In full and exactly, please return the records, but keep out the pictures.

-- Opening Marker --

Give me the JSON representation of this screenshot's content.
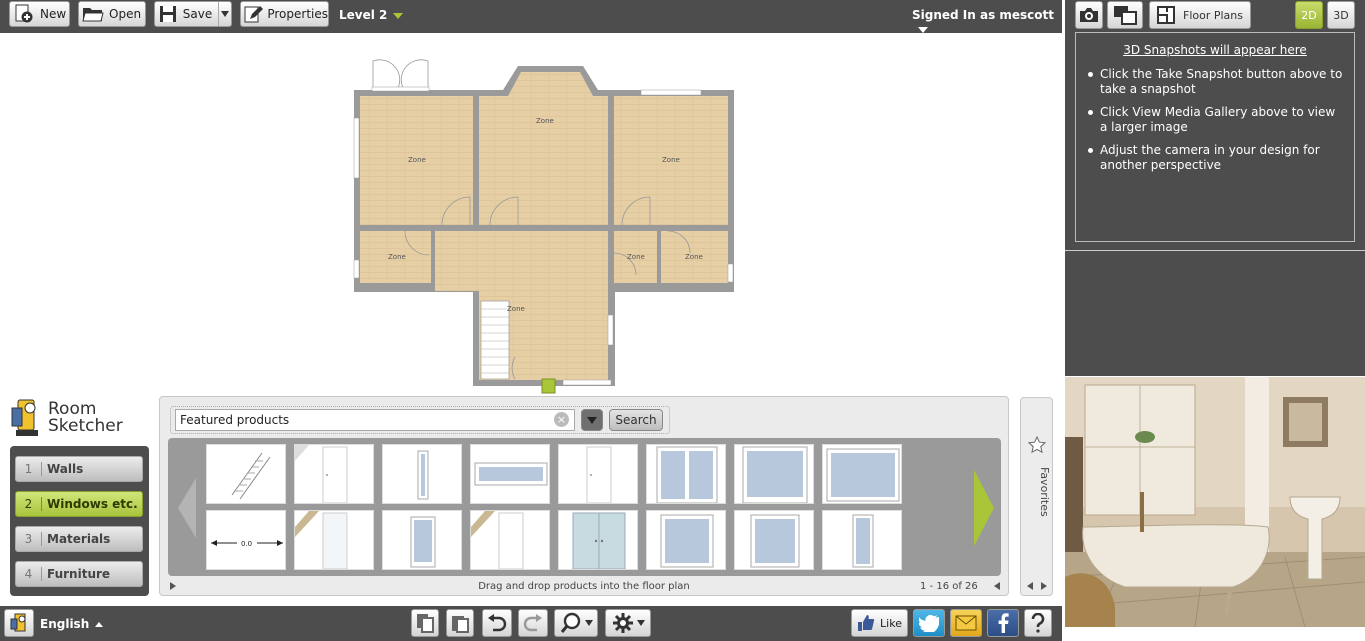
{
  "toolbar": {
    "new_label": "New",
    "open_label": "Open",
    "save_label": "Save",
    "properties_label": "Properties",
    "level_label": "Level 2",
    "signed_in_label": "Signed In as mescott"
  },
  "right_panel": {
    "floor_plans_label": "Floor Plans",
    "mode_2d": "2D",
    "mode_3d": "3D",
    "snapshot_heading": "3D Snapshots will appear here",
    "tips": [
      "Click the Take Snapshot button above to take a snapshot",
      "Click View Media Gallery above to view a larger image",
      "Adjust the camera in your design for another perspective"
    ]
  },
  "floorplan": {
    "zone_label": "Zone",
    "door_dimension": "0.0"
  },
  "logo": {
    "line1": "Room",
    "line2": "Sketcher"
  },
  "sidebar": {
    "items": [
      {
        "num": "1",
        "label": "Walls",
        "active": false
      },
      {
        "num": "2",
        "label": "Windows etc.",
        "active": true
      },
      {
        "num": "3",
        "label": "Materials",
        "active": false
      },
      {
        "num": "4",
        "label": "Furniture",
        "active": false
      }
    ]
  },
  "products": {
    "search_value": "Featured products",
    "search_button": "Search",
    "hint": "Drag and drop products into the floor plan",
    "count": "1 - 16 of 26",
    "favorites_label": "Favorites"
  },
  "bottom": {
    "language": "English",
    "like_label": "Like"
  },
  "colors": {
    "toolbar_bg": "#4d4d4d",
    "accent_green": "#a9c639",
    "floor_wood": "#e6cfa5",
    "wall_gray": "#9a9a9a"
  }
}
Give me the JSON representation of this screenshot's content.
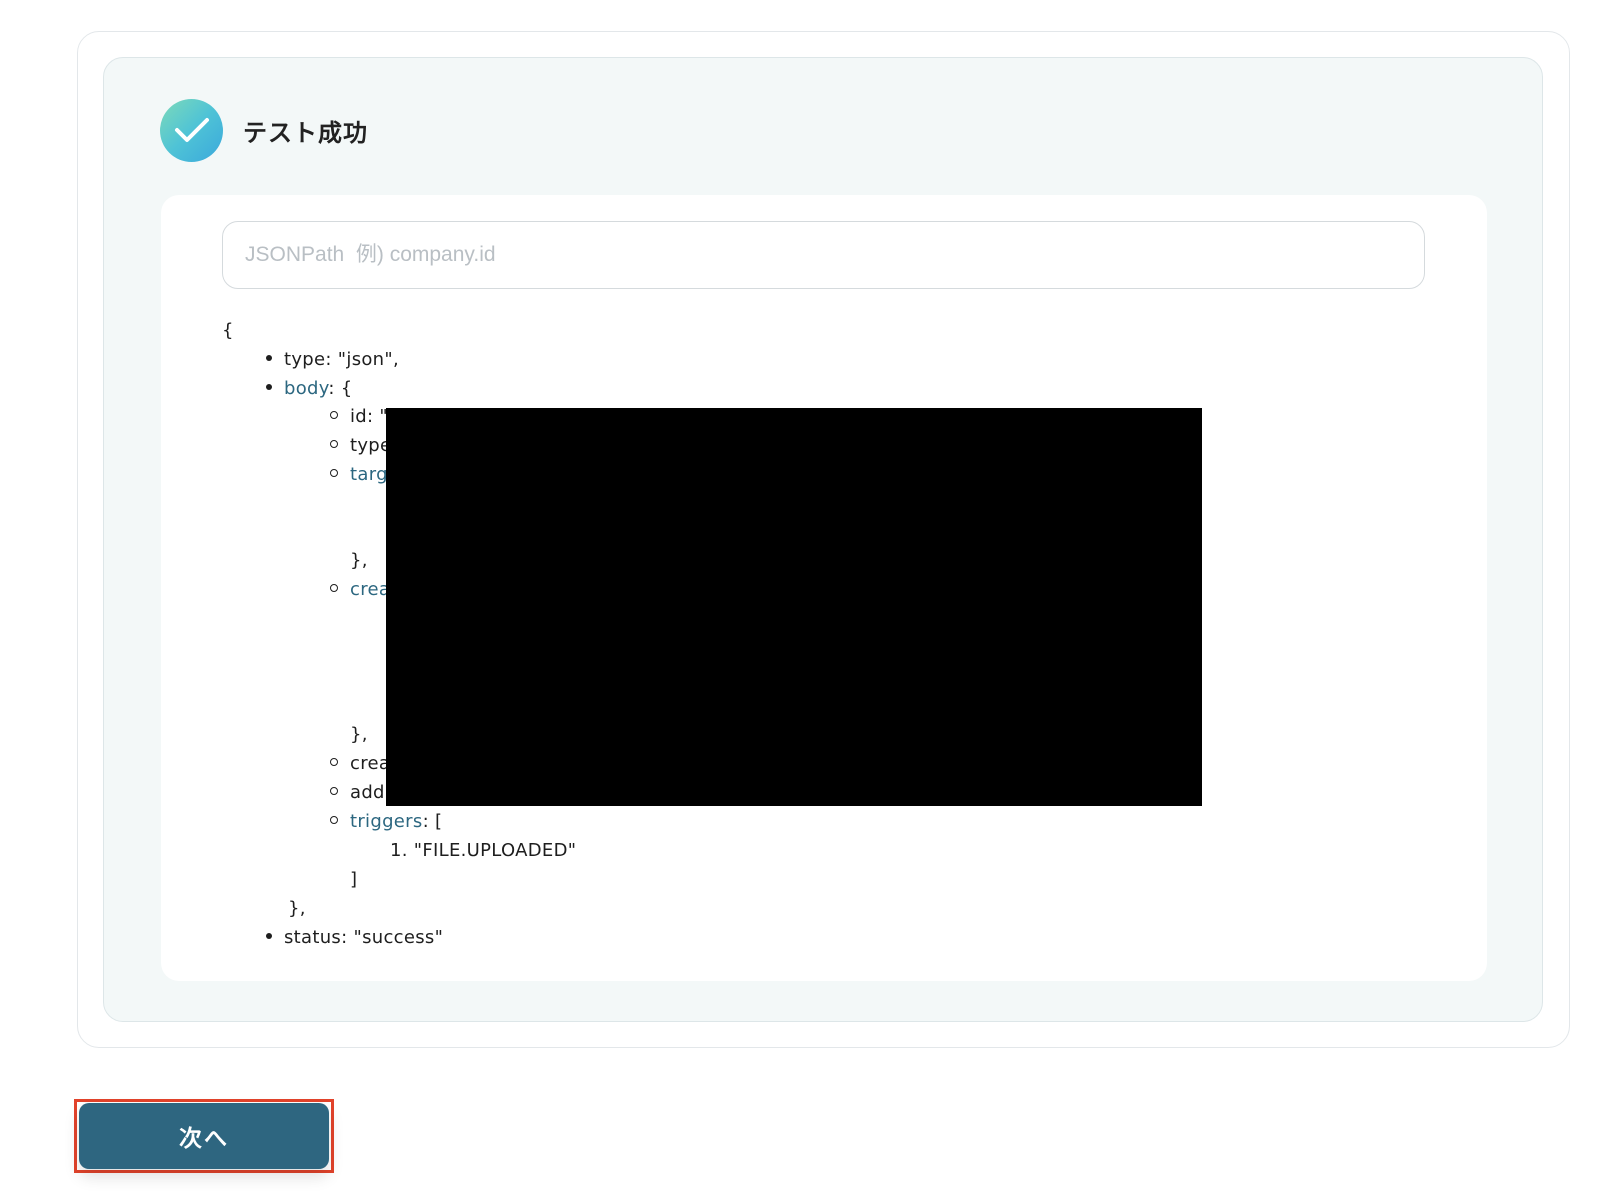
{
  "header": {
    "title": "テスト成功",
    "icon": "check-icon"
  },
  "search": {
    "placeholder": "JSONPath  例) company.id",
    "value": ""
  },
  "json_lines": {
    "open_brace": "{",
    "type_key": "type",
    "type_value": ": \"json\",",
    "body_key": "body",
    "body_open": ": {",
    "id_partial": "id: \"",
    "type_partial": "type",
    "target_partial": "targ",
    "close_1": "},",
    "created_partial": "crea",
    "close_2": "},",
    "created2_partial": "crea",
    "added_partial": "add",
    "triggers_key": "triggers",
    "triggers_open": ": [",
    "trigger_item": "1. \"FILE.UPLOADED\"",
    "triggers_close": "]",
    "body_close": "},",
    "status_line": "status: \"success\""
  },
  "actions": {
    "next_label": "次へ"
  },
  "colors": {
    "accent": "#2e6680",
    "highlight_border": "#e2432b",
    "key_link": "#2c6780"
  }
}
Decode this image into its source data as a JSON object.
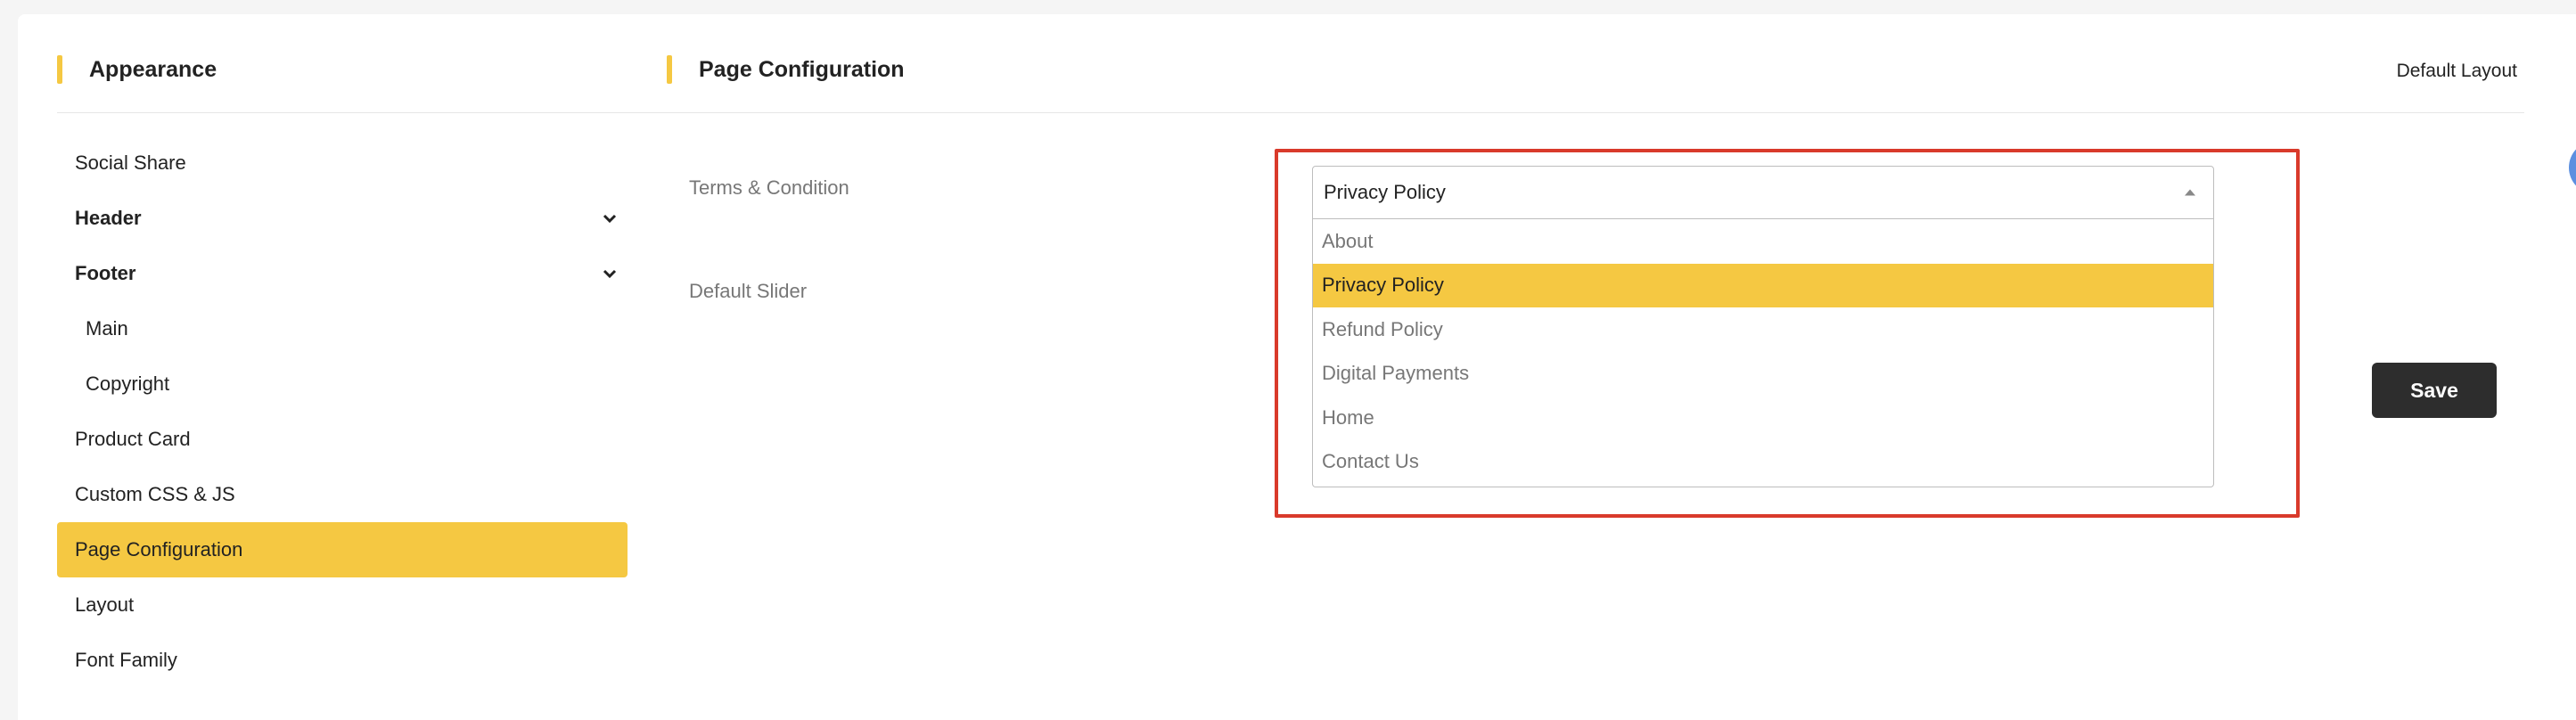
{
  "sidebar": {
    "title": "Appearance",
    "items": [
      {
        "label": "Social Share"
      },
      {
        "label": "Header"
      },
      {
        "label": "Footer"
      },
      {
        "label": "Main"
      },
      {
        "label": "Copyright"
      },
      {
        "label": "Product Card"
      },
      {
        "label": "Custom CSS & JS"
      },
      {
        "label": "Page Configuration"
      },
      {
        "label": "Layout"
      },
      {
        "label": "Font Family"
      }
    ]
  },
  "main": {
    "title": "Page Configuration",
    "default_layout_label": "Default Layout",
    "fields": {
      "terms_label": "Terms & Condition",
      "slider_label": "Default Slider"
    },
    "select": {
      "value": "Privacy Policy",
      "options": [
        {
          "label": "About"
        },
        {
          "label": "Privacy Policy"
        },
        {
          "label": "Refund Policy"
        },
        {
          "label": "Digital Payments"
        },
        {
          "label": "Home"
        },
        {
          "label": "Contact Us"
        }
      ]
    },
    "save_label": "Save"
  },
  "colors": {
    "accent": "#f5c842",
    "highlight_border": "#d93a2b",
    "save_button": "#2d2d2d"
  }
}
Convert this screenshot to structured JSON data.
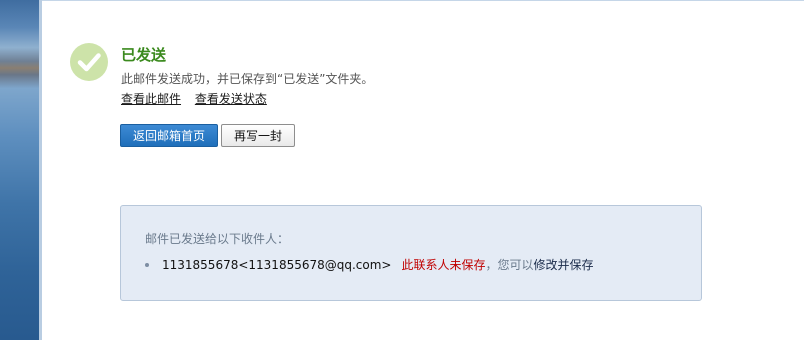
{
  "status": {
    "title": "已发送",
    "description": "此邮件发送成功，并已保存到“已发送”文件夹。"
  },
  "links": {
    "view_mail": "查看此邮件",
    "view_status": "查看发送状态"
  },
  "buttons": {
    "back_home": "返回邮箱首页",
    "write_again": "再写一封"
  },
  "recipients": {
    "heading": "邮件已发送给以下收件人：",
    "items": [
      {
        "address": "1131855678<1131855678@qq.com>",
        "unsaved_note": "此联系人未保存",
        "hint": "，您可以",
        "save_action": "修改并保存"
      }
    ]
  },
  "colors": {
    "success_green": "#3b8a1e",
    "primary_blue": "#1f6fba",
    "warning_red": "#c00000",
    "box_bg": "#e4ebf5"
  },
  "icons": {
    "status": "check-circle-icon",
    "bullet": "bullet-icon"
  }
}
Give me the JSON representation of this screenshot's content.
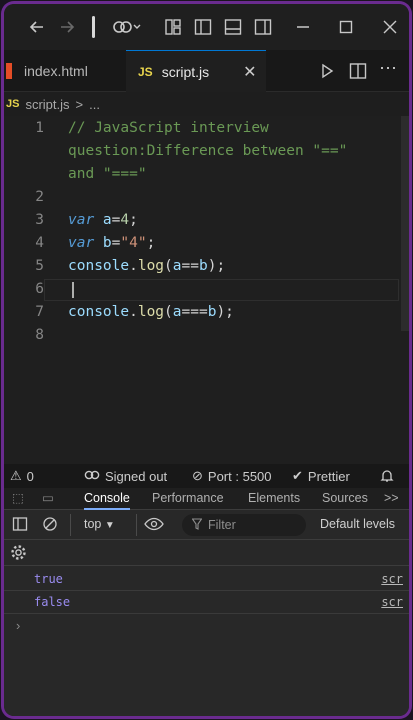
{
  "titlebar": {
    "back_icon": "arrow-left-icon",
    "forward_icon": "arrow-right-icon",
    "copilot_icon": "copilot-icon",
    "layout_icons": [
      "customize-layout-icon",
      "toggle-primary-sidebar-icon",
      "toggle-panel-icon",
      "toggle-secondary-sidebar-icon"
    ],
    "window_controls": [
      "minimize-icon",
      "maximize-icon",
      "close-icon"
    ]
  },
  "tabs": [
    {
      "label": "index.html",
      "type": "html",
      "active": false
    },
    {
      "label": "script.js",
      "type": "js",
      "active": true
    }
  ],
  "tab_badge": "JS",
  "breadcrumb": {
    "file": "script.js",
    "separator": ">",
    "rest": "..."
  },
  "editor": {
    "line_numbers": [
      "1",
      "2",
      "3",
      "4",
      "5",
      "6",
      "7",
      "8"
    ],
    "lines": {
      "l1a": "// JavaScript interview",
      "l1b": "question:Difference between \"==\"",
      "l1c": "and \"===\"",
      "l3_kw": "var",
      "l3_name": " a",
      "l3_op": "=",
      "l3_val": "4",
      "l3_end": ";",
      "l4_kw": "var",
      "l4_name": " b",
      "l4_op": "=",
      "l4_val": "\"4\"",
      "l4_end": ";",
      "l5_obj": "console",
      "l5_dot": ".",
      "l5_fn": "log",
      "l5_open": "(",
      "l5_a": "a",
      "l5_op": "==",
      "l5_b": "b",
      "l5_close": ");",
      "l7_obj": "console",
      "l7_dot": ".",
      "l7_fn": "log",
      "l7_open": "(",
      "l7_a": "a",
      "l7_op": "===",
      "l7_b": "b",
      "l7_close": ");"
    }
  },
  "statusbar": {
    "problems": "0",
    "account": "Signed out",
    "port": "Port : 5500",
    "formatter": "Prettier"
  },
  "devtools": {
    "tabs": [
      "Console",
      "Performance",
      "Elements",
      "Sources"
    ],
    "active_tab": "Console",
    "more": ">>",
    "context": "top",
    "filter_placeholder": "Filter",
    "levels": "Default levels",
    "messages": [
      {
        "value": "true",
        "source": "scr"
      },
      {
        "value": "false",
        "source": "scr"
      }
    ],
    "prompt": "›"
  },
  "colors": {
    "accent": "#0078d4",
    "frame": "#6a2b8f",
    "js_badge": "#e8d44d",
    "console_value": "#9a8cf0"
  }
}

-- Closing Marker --

Response:
Give me the JSON representation of this screenshot's content.
{
  "toolbar": {
    "new_label": "New",
    "open_label": "Open",
    "save_label": "Save",
    "properties_label": "Properties",
    "level_label": "Level 2",
    "signed_in_label": "Signed In as mescott"
  },
  "right_panel": {
    "floor_plans_label": "Floor Plans",
    "mode_2d": "2D",
    "mode_3d": "3D",
    "snapshot_heading": "3D Snapshots will appear here",
    "tips": [
      "Click the Take Snapshot button above to take a snapshot",
      "Click View Media Gallery above to view a larger image",
      "Adjust the camera in your design for another perspective"
    ]
  },
  "floorplan": {
    "zone_label": "Zone",
    "door_dimension": "0.0"
  },
  "logo": {
    "line1": "Room",
    "line2": "Sketcher"
  },
  "sidebar": {
    "items": [
      {
        "num": "1",
        "label": "Walls",
        "active": false
      },
      {
        "num": "2",
        "label": "Windows etc.",
        "active": true
      },
      {
        "num": "3",
        "label": "Materials",
        "active": false
      },
      {
        "num": "4",
        "label": "Furniture",
        "active": false
      }
    ]
  },
  "products": {
    "search_value": "Featured products",
    "search_button": "Search",
    "hint": "Drag and drop products into the floor plan",
    "count": "1 - 16 of 26",
    "favorites_label": "Favorites"
  },
  "bottom": {
    "language": "English",
    "like_label": "Like"
  },
  "colors": {
    "toolbar_bg": "#4d4d4d",
    "accent_green": "#a9c639",
    "floor_wood": "#e6cfa5",
    "wall_gray": "#9a9a9a"
  }
}
Give me the JSON representation of this screenshot's content.
{
  "header": {
    "title": "テスト成功",
    "icon": "check-icon"
  },
  "search": {
    "placeholder": "JSONPath  例) company.id",
    "value": ""
  },
  "json_lines": {
    "open_brace": "{",
    "type_key": "type",
    "type_value": ": \"json\",",
    "body_key": "body",
    "body_open": ": {",
    "id_partial": "id: \"",
    "type_partial": "type",
    "target_partial": "targ",
    "close_1": "},",
    "created_partial": "crea",
    "close_2": "},",
    "created2_partial": "crea",
    "added_partial": "add",
    "triggers_key": "triggers",
    "triggers_open": ": [",
    "trigger_item": "1. \"FILE.UPLOADED\"",
    "triggers_close": "]",
    "body_close": "},",
    "status_line": "status: \"success\""
  },
  "actions": {
    "next_label": "次へ"
  },
  "colors": {
    "accent": "#2e6680",
    "highlight_border": "#e2432b",
    "key_link": "#2c6780"
  }
}
Decode this image into its source data as a JSON object.
{
  "sidebar": {
    "title": "Appearance",
    "items": [
      {
        "label": "Social Share"
      },
      {
        "label": "Header"
      },
      {
        "label": "Footer"
      },
      {
        "label": "Main"
      },
      {
        "label": "Copyright"
      },
      {
        "label": "Product Card"
      },
      {
        "label": "Custom CSS & JS"
      },
      {
        "label": "Page Configuration"
      },
      {
        "label": "Layout"
      },
      {
        "label": "Font Family"
      }
    ]
  },
  "main": {
    "title": "Page Configuration",
    "default_layout_label": "Default Layout",
    "fields": {
      "terms_label": "Terms & Condition",
      "slider_label": "Default Slider"
    },
    "select": {
      "value": "Privacy Policy",
      "options": [
        {
          "label": "About"
        },
        {
          "label": "Privacy Policy"
        },
        {
          "label": "Refund Policy"
        },
        {
          "label": "Digital Payments"
        },
        {
          "label": "Home"
        },
        {
          "label": "Contact Us"
        }
      ]
    },
    "save_label": "Save"
  },
  "colors": {
    "accent": "#f5c842",
    "highlight_border": "#d93a2b",
    "save_button": "#2d2d2d"
  }
}
Convert this screenshot to structured JSON data.
{
  "status": {
    "title": "已发送",
    "description": "此邮件发送成功，并已保存到“已发送”文件夹。"
  },
  "links": {
    "view_mail": "查看此邮件",
    "view_status": "查看发送状态"
  },
  "buttons": {
    "back_home": "返回邮箱首页",
    "write_again": "再写一封"
  },
  "recipients": {
    "heading": "邮件已发送给以下收件人：",
    "items": [
      {
        "address": "1131855678<1131855678@qq.com>",
        "unsaved_note": "此联系人未保存",
        "hint": "，您可以",
        "save_action": "修改并保存"
      }
    ]
  },
  "colors": {
    "success_green": "#3b8a1e",
    "primary_blue": "#1f6fba",
    "warning_red": "#c00000",
    "box_bg": "#e4ebf5"
  },
  "icons": {
    "status": "check-circle-icon",
    "bullet": "bullet-icon"
  }
}
Give me the JSON representation of this screenshot's content.
{
  "titlebar": {
    "back_icon": "arrow-left-icon",
    "forward_icon": "arrow-right-icon",
    "copilot_icon": "copilot-icon",
    "layout_icons": [
      "customize-layout-icon",
      "toggle-primary-sidebar-icon",
      "toggle-panel-icon",
      "toggle-secondary-sidebar-icon"
    ],
    "window_controls": [
      "minimize-icon",
      "maximize-icon",
      "close-icon"
    ]
  },
  "tabs": [
    {
      "label": "index.html",
      "type": "html",
      "active": false
    },
    {
      "label": "script.js",
      "type": "js",
      "active": true
    }
  ],
  "tab_badge": "JS",
  "breadcrumb": {
    "file": "script.js",
    "separator": ">",
    "rest": "..."
  },
  "editor": {
    "line_numbers": [
      "1",
      "2",
      "3",
      "4",
      "5",
      "6",
      "7",
      "8"
    ],
    "lines": {
      "l1a": "// JavaScript interview",
      "l1b": "question:Difference between \"==\"",
      "l1c": "and \"===\"",
      "l3_kw": "var",
      "l3_name": " a",
      "l3_op": "=",
      "l3_val": "4",
      "l3_end": ";",
      "l4_kw": "var",
      "l4_name": " b",
      "l4_op": "=",
      "l4_val": "\"4\"",
      "l4_end": ";",
      "l5_obj": "console",
      "l5_dot": ".",
      "l5_fn": "log",
      "l5_open": "(",
      "l5_a": "a",
      "l5_op": "==",
      "l5_b": "b",
      "l5_close": ");",
      "l7_obj": "console",
      "l7_dot": ".",
      "l7_fn": "log",
      "l7_open": "(",
      "l7_a": "a",
      "l7_op": "===",
      "l7_b": "b",
      "l7_close": ");"
    }
  },
  "statusbar": {
    "problems": "0",
    "account": "Signed out",
    "port": "Port : 5500",
    "formatter": "Prettier"
  },
  "devtools": {
    "tabs": [
      "Console",
      "Performance",
      "Elements",
      "Sources"
    ],
    "active_tab": "Console",
    "more": ">>",
    "context": "top",
    "filter_placeholder": "Filter",
    "levels": "Default levels",
    "messages": [
      {
        "value": "true",
        "source": "scr"
      },
      {
        "value": "false",
        "source": "scr"
      }
    ],
    "prompt": "›"
  },
  "colors": {
    "accent": "#0078d4",
    "frame": "#6a2b8f",
    "js_badge": "#e8d44d",
    "console_value": "#9a8cf0"
  }
}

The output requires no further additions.